**Brief**
Each record must appear in your answer exactly as it does below.

Collected data entries:

━━━━━━━━━━

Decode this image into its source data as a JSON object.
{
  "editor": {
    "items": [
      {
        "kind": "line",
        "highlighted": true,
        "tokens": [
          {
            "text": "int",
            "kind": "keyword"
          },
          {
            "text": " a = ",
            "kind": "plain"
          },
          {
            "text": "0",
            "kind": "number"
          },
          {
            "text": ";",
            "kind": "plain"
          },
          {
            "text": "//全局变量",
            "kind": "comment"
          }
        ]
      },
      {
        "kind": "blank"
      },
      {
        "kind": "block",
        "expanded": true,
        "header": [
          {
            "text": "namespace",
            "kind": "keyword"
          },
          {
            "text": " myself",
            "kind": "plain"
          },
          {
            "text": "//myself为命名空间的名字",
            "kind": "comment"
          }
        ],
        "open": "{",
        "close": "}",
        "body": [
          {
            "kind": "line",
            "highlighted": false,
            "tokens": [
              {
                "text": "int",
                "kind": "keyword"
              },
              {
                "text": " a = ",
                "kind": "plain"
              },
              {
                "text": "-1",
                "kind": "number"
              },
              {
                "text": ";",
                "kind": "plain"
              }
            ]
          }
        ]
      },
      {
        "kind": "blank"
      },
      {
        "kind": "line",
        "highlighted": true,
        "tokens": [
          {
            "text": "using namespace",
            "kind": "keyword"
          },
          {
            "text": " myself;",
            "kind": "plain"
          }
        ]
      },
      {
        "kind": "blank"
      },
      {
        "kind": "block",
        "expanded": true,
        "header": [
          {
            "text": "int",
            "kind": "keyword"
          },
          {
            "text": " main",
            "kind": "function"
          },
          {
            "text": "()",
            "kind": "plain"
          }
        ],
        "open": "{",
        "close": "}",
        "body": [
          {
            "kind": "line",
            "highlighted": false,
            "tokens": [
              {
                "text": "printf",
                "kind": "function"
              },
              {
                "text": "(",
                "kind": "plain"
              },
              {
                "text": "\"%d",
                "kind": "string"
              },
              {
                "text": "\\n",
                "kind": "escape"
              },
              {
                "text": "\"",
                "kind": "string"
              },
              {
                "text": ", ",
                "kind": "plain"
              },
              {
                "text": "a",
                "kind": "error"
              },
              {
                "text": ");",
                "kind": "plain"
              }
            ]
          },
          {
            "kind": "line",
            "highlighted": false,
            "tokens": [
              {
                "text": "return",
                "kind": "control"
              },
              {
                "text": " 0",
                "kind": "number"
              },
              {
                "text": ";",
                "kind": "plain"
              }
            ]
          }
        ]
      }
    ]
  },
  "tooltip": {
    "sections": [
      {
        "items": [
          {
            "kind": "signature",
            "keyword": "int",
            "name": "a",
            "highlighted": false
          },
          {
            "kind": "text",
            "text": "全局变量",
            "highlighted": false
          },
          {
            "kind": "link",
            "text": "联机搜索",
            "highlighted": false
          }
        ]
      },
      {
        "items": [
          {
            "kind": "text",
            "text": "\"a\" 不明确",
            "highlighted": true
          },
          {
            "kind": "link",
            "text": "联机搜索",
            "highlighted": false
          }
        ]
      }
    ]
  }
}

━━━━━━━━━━

**Task response**
Decode this image into its source data as a JSON object.
{
  "editor": {
    "items": [
      {
        "kind": "line",
        "highlighted": true,
        "tokens": [
          {
            "text": "int",
            "kind": "keyword"
          },
          {
            "text": " a = ",
            "kind": "plain"
          },
          {
            "text": "0",
            "kind": "number"
          },
          {
            "text": ";",
            "kind": "plain"
          },
          {
            "text": "//全局变量",
            "kind": "comment"
          }
        ]
      },
      {
        "kind": "blank"
      },
      {
        "kind": "block",
        "expanded": true,
        "header": [
          {
            "text": "namespace",
            "kind": "keyword"
          },
          {
            "text": " myself",
            "kind": "plain"
          },
          {
            "text": "//myself为命名空间的名字",
            "kind": "comment"
          }
        ],
        "open": "{",
        "close": "}",
        "body": [
          {
            "kind": "line",
            "highlighted": false,
            "tokens": [
              {
                "text": "int",
                "kind": "keyword"
              },
              {
                "text": " a = ",
                "kind": "plain"
              },
              {
                "text": "-1",
                "kind": "number"
              },
              {
                "text": ";",
                "kind": "plain"
              }
            ]
          }
        ]
      },
      {
        "kind": "blank"
      },
      {
        "kind": "line",
        "highlighted": true,
        "tokens": [
          {
            "text": "using namespace",
            "kind": "keyword"
          },
          {
            "text": " myself;",
            "kind": "plain"
          }
        ]
      },
      {
        "kind": "blank"
      },
      {
        "kind": "block",
        "expanded": true,
        "header": [
          {
            "text": "int",
            "kind": "keyword"
          },
          {
            "text": " main",
            "kind": "function"
          },
          {
            "text": "()",
            "kind": "plain"
          }
        ],
        "open": "{",
        "close": "}",
        "body": [
          {
            "kind": "line",
            "highlighted": false,
            "tokens": [
              {
                "text": "printf",
                "kind": "function"
              },
              {
                "text": "(",
                "kind": "plain"
              },
              {
                "text": "\"%d",
                "kind": "string"
              },
              {
                "text": "\\n",
                "kind": "escape"
              },
              {
                "text": "\"",
                "kind": "string"
              },
              {
                "text": ", ",
                "kind": "plain"
              },
              {
                "text": "a",
                "kind": "error"
              },
              {
                "text": ");",
                "kind": "plain"
              }
            ]
          },
          {
            "kind": "line",
            "highlighted": false,
            "tokens": [
              {
                "text": "return",
                "kind": "control"
              },
              {
                "text": " 0",
                "kind": "number"
              },
              {
                "text": ";",
                "kind": "plain"
              }
            ]
          }
        ]
      }
    ]
  },
  "tooltip": {
    "sections": [
      {
        "items": [
          {
            "kind": "signature",
            "keyword": "int",
            "name": "a",
            "highlighted": false
          },
          {
            "kind": "text",
            "text": "全局变量",
            "highlighted": false
          },
          {
            "kind": "link",
            "text": "联机搜索",
            "highlighted": false
          }
        ]
      },
      {
        "items": [
          {
            "kind": "text",
            "text": "\"a\" 不明确",
            "highlighted": true
          },
          {
            "kind": "link",
            "text": "联机搜索",
            "highlighted": false
          }
        ]
      }
    ]
  }
}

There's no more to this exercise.